Shaped by God: Twelve Essentials for Nurturing Faith in Children, Youth, and Adults, Robert Keeley. Faith Alive, 2010.
Faith formation doesn’t just happen—it’s a Spirit-led lifelong process of shaping and reshaping. In this accessible anthology, twelve experts share their perspectives on faith formation at home, in worship, in education, in intergenerational contexts, in people with developmental disabilities, and more. This is a great resource for pastors, church leaders, education committees, parents, and educators.
Roger is Reading a Book, Koen Van Biesen. Eerdmans, 2015.
This children’s book is a hilarious, lively story that celebrates the joy of reading. All Roger wants is some peace and quiet so he can read his book. Unfortunately, the girl in the apartment next door has hobbies of her own—very loud hobbies! But when Roger gives the girl a book of her own, she discovers that reading can be just as much fun as playing basketball or banging a drum.
Common English Bible, Deep Blue Bible Version. CEB, 2012.
Designed for kids ages 8-12, young readers join three lifelike kids in discovering the Bible and what it means to their lives. This Bible offers four-color icons and illustrations throughout with a wealth of notes, devotionals, Bible trivia, and other interactive elements to capture inquisitive young minds.
“Discover It” introductions to Bible books include things you’ll discover, people you’ll meet, places you’ll go. They also identify main theme, key verse, and basic timelines that connect the text events to history children learn in school. This edition was recommended by Lib Caldwell to participants at the 2015 EAPCE event.
The Disciples’ Prayer: The Prayer Jesus Taught in Its Historical Setting, Jeffrey B. Gibson. Fortress, 2015.
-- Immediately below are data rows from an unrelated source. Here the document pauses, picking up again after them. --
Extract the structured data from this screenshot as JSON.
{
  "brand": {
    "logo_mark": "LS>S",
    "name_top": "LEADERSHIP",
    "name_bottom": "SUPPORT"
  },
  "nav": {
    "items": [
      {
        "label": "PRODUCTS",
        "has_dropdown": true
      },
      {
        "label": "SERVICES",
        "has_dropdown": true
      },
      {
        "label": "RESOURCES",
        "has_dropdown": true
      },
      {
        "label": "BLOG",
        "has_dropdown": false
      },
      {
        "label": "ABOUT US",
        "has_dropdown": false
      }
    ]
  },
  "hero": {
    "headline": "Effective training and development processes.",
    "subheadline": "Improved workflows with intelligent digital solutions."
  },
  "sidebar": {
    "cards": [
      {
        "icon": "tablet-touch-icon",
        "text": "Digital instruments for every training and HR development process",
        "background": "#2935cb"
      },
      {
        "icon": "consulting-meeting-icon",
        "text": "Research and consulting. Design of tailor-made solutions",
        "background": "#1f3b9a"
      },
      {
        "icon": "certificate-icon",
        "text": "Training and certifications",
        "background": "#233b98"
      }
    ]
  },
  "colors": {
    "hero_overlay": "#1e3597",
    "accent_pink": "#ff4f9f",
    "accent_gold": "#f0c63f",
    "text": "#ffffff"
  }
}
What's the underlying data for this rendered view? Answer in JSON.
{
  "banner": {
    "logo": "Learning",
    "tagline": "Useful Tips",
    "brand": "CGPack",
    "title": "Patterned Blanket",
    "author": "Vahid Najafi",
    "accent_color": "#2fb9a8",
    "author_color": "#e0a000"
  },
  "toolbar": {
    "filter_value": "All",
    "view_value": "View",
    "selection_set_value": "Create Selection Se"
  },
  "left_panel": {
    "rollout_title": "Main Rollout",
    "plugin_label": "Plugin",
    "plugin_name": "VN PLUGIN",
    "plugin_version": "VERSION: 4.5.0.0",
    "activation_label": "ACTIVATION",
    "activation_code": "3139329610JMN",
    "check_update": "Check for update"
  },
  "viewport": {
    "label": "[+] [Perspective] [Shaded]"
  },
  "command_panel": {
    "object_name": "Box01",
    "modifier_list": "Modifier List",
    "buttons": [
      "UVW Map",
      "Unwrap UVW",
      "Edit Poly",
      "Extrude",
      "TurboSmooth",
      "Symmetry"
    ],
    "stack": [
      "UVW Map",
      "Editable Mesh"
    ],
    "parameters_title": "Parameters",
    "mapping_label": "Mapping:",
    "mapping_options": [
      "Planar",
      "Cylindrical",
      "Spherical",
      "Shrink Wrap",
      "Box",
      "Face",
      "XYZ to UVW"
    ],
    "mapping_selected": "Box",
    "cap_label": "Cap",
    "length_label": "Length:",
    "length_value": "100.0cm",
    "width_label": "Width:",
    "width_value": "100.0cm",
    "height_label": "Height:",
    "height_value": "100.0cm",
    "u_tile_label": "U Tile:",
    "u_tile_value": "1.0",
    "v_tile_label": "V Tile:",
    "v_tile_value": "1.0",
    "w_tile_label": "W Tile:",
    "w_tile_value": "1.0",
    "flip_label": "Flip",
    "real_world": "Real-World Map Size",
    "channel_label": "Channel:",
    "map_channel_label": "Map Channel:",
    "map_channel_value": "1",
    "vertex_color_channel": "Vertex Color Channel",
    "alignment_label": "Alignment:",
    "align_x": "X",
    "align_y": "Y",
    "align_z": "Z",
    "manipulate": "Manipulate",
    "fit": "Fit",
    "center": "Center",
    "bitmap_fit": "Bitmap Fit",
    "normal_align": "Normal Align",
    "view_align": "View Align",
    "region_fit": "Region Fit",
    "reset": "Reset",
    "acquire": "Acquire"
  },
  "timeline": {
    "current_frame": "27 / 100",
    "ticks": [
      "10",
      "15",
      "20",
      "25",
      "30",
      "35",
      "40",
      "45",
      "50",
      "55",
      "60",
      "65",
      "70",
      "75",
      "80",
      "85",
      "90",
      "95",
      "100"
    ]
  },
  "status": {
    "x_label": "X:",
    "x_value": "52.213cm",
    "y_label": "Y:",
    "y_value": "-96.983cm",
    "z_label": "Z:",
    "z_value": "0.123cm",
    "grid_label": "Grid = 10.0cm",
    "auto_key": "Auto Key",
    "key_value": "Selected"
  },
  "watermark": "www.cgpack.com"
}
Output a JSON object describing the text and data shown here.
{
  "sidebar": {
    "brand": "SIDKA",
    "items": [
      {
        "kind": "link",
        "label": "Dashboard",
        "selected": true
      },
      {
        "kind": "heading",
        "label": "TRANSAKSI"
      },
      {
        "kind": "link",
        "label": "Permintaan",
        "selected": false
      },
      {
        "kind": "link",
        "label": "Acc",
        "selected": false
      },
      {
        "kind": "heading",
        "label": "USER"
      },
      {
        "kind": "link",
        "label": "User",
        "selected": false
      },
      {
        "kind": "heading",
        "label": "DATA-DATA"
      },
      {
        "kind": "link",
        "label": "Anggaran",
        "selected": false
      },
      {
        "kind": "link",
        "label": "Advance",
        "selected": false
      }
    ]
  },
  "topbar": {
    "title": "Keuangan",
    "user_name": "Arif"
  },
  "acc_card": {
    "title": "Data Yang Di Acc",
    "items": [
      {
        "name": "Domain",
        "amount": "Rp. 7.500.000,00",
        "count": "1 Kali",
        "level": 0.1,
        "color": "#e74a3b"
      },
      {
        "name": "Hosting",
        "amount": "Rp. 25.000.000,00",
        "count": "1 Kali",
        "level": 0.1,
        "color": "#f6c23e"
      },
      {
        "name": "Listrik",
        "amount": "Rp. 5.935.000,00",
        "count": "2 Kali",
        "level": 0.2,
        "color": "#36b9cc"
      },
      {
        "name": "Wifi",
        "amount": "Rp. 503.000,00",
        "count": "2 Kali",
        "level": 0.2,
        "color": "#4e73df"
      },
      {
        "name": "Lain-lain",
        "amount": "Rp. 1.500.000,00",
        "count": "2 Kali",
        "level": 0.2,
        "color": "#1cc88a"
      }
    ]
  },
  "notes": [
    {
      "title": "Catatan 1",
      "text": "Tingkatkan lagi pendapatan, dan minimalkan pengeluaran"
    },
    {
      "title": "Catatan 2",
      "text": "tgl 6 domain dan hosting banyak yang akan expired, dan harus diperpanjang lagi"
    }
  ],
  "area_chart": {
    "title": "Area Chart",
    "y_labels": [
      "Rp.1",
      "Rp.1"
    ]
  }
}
Christians around the world recite the “Lord’s Prayer” daily, but what exactly are they praying for—and what relationship does it have with Jesus’ own context? Jeffrey B. Gibson reviews scholarship that derives the so-called Lord’s Prayer from Jewish synagogue prayers and refutes it. The genre of the prayer, he shows, is petitionary, and understanding its intent requires understanding Jesus’ purpose in calling disciples as witnesses against “this generation.” Jesus did not mean to teach a unique understanding of God; the prayer had its roots in first-century Jewish movements of protest. It was meant to protect disciples from the temptations of their age and, thus, to strengthen their countercultural testimony.
Short Stories by Jesus: The Enigmatic Parables of a Controversial Rabbi, Amy-Jill Levine. Harper Collins, 2014.
In this wise, entertaining, and educational book, Levine offers a fresh, timely reinterpretation of Jesus’ narratives. In this offering, she analyzes these “problems with parables,” taking readers back in time to understand how their original Jewish audience understood them. Levine reveals the parables’ connections to first-century economic and agricultural life, social customs and morality, Jewish scriptures and Roman culture. With this revitalized understanding, she interprets these moving stories for the contemporary reader, showing how the parables are not just about Jesus, but are also about us—and when read rightly, still challenge and provoke us two thousand years later.
Crafting Calm: Projects and practices for creativity and contemplation, Maggie Oman Shannon. Viva, 2013.
This resource is chock full of ideas—almost a recipe book for integrating prayer and spiritual practice. The author provides five activities in eight chapters: crafting for calm, clarity, comfort, contemplation, creation, community, connection with others, and connection with Spirit. Questions for inquiry and reflection are provided in each activity with additional poems, quotes, articles as well as directions. She also includes a resource section for further helps.